Businesses employing more than 250 staff are required to submit details of their pay inequalities to the UK government, with the worst offenders proving to be those in engineering and manufacturing sectors.
In some Highland companies women are being paid one-third less than their male counterparts and make up less than five per cent of the highest paid staff.
Muir of Ord-based Ross-shire Engineering has the widest gap of 31 per cent, meaning the median hourly rate for women is just 69p for every pound earned by men.
Highlands and Islands Airports Limited (HIAL) also fared badly, with a 14 per cent gap, while the gap at Inverness-based Orion Engineering Services Ltd was 11.6 per cent.
An Orion spokesman said: "We acknowledge that we have a pay gap and we’re committed to tackling it.
"We have a range of initiatives under way or being developed that we believe will contribute to addressing the gender pay gap."
Ross, Skye and Lochaber MP Ian Blackford called for science, technology, engineering and mathematics (STEM) subjects to be targeted to girls at school.
"Some companies in the Highlands are making enormous efforts but the issue seems to be in manufacturing roles where there still seems to be a very low representation of women," he said.
"We need to do everything possible to make sure girls have opportunities to study STEM subjects at an early age so they have the same opportunities in these careers."
The gap at leisure and culture organisation High Life Highland is 4.3 per cent, though there was equality within Highland Home Carers – where 85 per cent of employees are female. There was also equality within Craigton Foods, which runs franchises of the McDonald’s restaurant chain in the Highlands.
MSP Kate Forbes, member for Skye, Lochaber and Badenoch, said: "These figures demonstrate that the gender pay gap varies across different sectors.
"It is incumbent on all organisations to train, develop and equip all employees and to ensure that there are ample opportunities for promotion."
Highland Council’s figures are published every two years, with the 2017 audit showing a gap of 7.2 per cent.
Inverness MP Drew Hendry said: "Women aren’t earning less because they are less qualified, willing or able than their male counterparts but because of deep rooted cultural issues in our workplaces.

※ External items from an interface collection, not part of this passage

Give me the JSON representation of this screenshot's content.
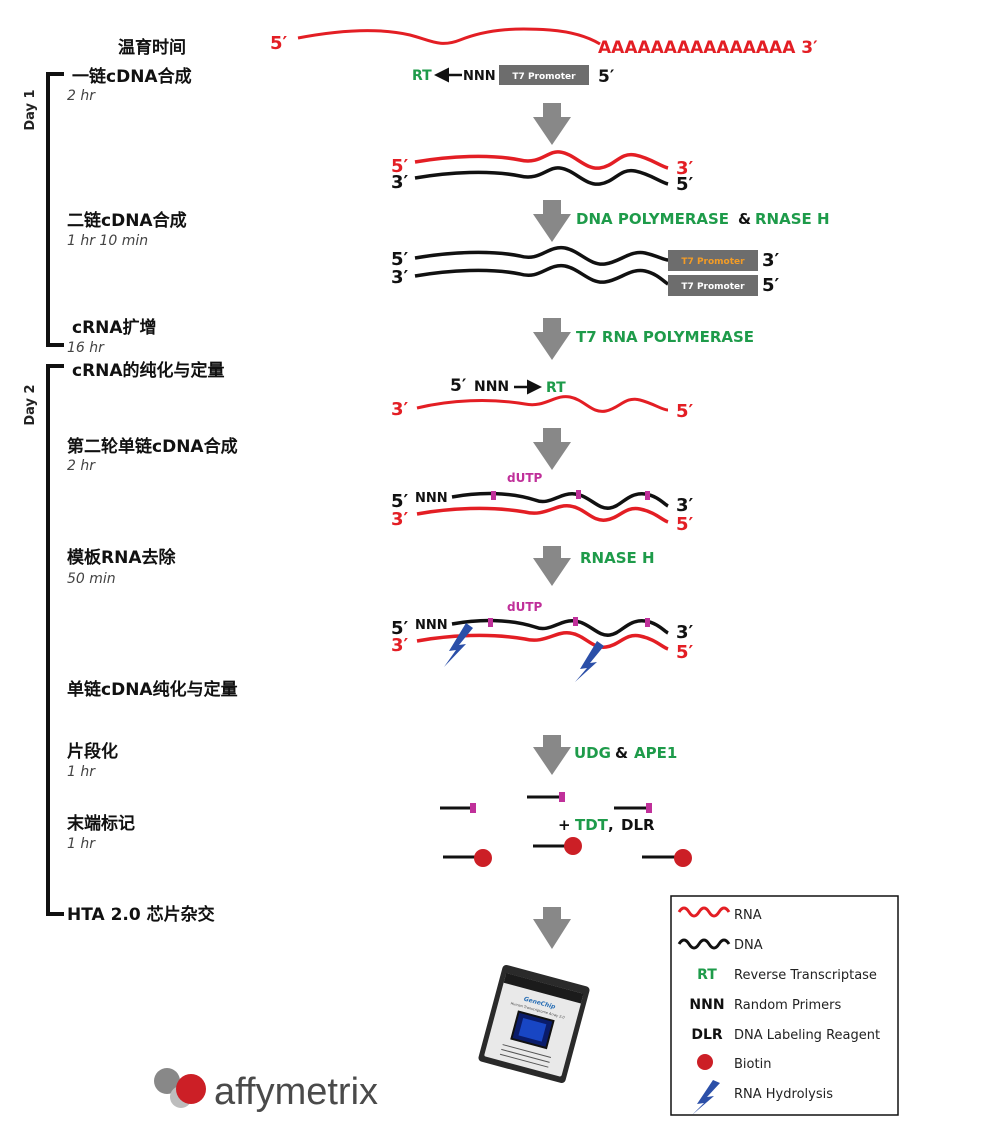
{
  "colors": {
    "rna": "#e31e24",
    "dna": "#111111",
    "enzyme": "#1e9b4a",
    "dutp": "#c0309a",
    "arrow": "#888888",
    "promoter_box": "#6d6d6d",
    "promoter_text_orange": "#f39c26",
    "hydrolysis": "#2b4fa8",
    "biotin": "#cc1f26"
  },
  "timeline": {
    "day1_label": "Day 1",
    "day2_label": "Day 2",
    "incubation_header": "温育时间",
    "steps": [
      {
        "name": "一链cDNA合成",
        "time": "2 hr"
      },
      {
        "name": "二链cDNA合成",
        "time": "1 hr 10 min"
      },
      {
        "name": "cRNA扩增",
        "time": "16 hr"
      },
      {
        "name": "cRNA的纯化与定量",
        "time": ""
      },
      {
        "name": "第二轮单链cDNA合成",
        "time": "2 hr"
      },
      {
        "name": "模板RNA去除",
        "time": "50 min"
      },
      {
        "name": "单链cDNA纯化与定量",
        "time": ""
      },
      {
        "name": "片段化",
        "time": "1 hr"
      },
      {
        "name": "末端标记",
        "time": "1 hr"
      },
      {
        "name": "HTA 2.0 芯片杂交",
        "time": ""
      }
    ]
  },
  "diagram": {
    "mrna_5": "5′",
    "polya": "AAAAAAAAAAAAAAA 3′",
    "rt": "RT",
    "nnn": "NNN",
    "t7_promoter": "T7 Promoter",
    "five_prime": "5′",
    "three_prime": "3′",
    "step2_enzyme_a": "DNA POLYMERASE",
    "amp": "&",
    "step2_enzyme_b": "RNASE H",
    "step3_enzyme": "T7 RNA POLYMERASE",
    "dutp": "dUTP",
    "step5_enzyme": "RNASE H",
    "frag_enzyme_a": "UDG",
    "frag_enzyme_b": "APE1",
    "label_plus": "+ ",
    "label_tdt": "TDT",
    "label_comma": ", ",
    "label_dlr": "DLR"
  },
  "chip": {
    "brand": "GeneChip",
    "line1": "Human Transcriptome Array 2.0"
  },
  "legend": {
    "items": [
      {
        "key": "",
        "text": "RNA"
      },
      {
        "key": "",
        "text": "DNA"
      },
      {
        "key": "RT",
        "text": "Reverse Transcriptase"
      },
      {
        "key": "NNN",
        "text": "Random Primers"
      },
      {
        "key": "DLR",
        "text": "DNA Labeling Reagent"
      },
      {
        "key": "",
        "text": "Biotin"
      },
      {
        "key": "",
        "text": "RNA Hydrolysis"
      }
    ]
  },
  "logo": {
    "text": "affymetrix"
  }
}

"The publishing of these figures is a step in the right direction but they must be backed up by a serious commitment from businesses."